Prof Ibeanu, who visited shipbreaking yards in Alang in Gujarat and Mumbai and an e-waste recycling facility in Roorkee, acknowledged the 'significant progress' made by India, including in developing an 'impressive' regulatory framework for environmentally sound management of toxic products.
Pointing to the differing opinions on environmental impact of shipbreaking, he also favoured an independent study to assess the adverse effects that may be caused by the discharge of hazardous material into the natural environment.
While noting the 'consistent efforts' being made by authorities in Gujarat to reduce risks to workers, he said, "The health and safety situations prevailing in most of the shipbreaking yards I visited remain critical as witnessed by 12 fatal accidents that occurred in Alang during the course of last year."

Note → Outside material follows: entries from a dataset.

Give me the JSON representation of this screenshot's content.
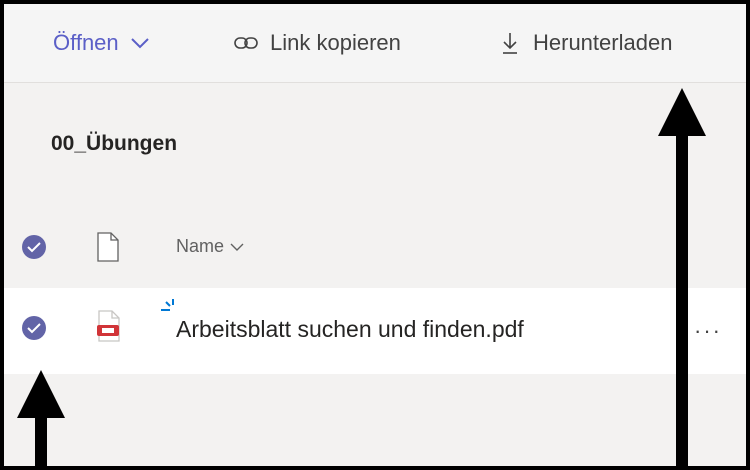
{
  "toolbar": {
    "open_label": "Öffnen",
    "copy_link_label": "Link kopieren",
    "download_label": "Herunterladen"
  },
  "folder": {
    "title": "00_Übungen"
  },
  "columns": {
    "name_label": "Name"
  },
  "files": [
    {
      "name": "Arbeitsblatt suchen und finden.pdf",
      "more_label": "···"
    }
  ],
  "colors": {
    "accent": "#6264a7",
    "pdf_icon": "#d13438",
    "sync_indicator": "#0078d4",
    "annotation_arrow": "#000000"
  }
}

The five-day training provided to workers in Alang is 'grossly inadequate' and the facilities should be improved, Pro Ibeanu said. "In Mumbai, workers do not receive any form of training, making them more prone to serious accidents and injuries," he said.

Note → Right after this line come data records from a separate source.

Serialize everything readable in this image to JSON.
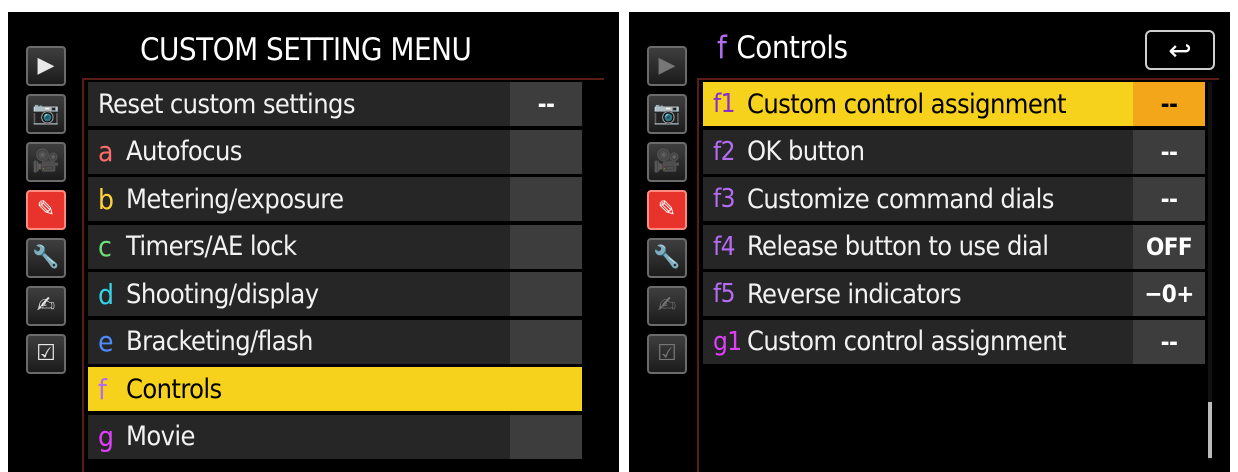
{
  "left": {
    "title": "CUSTOM SETTING MENU",
    "tabs": [
      {
        "icon": "playback-icon",
        "glyph": "▶"
      },
      {
        "icon": "camera-icon",
        "glyph": "📷"
      },
      {
        "icon": "movie-camera-icon",
        "glyph": "🎥"
      },
      {
        "icon": "pencil-icon",
        "glyph": "✎"
      },
      {
        "icon": "wrench-icon",
        "glyph": "🔧"
      },
      {
        "icon": "retouch-icon",
        "glyph": "✍"
      },
      {
        "icon": "my-menu-icon",
        "glyph": "☑"
      }
    ],
    "items": [
      {
        "letter": "",
        "label": "Reset custom settings",
        "value": "--",
        "color": ""
      },
      {
        "letter": "a",
        "label": "Autofocus",
        "value": "",
        "color": "#ff6b6b"
      },
      {
        "letter": "b",
        "label": "Metering/exposure",
        "value": "",
        "color": "#ffd23a"
      },
      {
        "letter": "c",
        "label": "Timers/AE lock",
        "value": "",
        "color": "#6ee07a"
      },
      {
        "letter": "d",
        "label": "Shooting/display",
        "value": "",
        "color": "#36d3e8"
      },
      {
        "letter": "e",
        "label": "Bracketing/flash",
        "value": "",
        "color": "#4d8bff"
      },
      {
        "letter": "f",
        "label": "Controls",
        "value": "",
        "color": "#b46cf3"
      },
      {
        "letter": "g",
        "label": "Movie",
        "value": "",
        "color": "#e040fb"
      }
    ]
  },
  "right": {
    "title_letter": "f",
    "title": "Controls",
    "back_icon": "↩",
    "items": [
      {
        "code": "f1",
        "label": "Custom control assignment",
        "value": "--"
      },
      {
        "code": "f2",
        "label": "OK button",
        "value": "--"
      },
      {
        "code": "f3",
        "label": "Customize command dials",
        "value": "--"
      },
      {
        "code": "f4",
        "label": "Release button to use dial",
        "value": "OFF"
      },
      {
        "code": "f5",
        "label": "Reverse indicators",
        "value": "−0+"
      },
      {
        "code": "g1",
        "label": "Custom control assignment",
        "value": "--"
      }
    ]
  },
  "colors": {
    "selected_bg": "#f7d21c",
    "selected_value_bg": "#f3a619",
    "active_tab": "#e8332d",
    "controls_purple": "#b46cf3",
    "movie_magenta": "#e040fb"
  }
}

Identifying other "shortcomings", Prof Ibeanu said that medical facilities established on or just outside the yards in Alang and Mumbai do not possess sufficient human, technical and financial resources to provide any treatment other than first-aid for minor injuries.
"The Red Cross facility I visited in Alang is not equipped to deal with serious accidents, and can only count on four medical doctors to provide healthcare not only to some 30,000 workers in the yards, but also the neighbouring villages of Alang and Sosia," he said.
He said he was 'shocked' to see the conditions in which most workers live in Alang and Mumbai. "Semi-skilled and unskilled workers live in makeshift facilities lacking basic sanitation facilities, electricity and even safe drinking water," Prof Ibeanu said.
On e-waste, the UN expert said while the Indian government is making efforts to meet the challenge, the international community should come up with technology assistance.
Prof Ibeanu, who will submit a report to the UN Human Rights Council, said the dismantling of electronic equipment by small-scale informal laboratories can pose health risks and favoured a national implementation plan for proper management of electronic products, with special focus of integrating informal recyclers into the formal economy.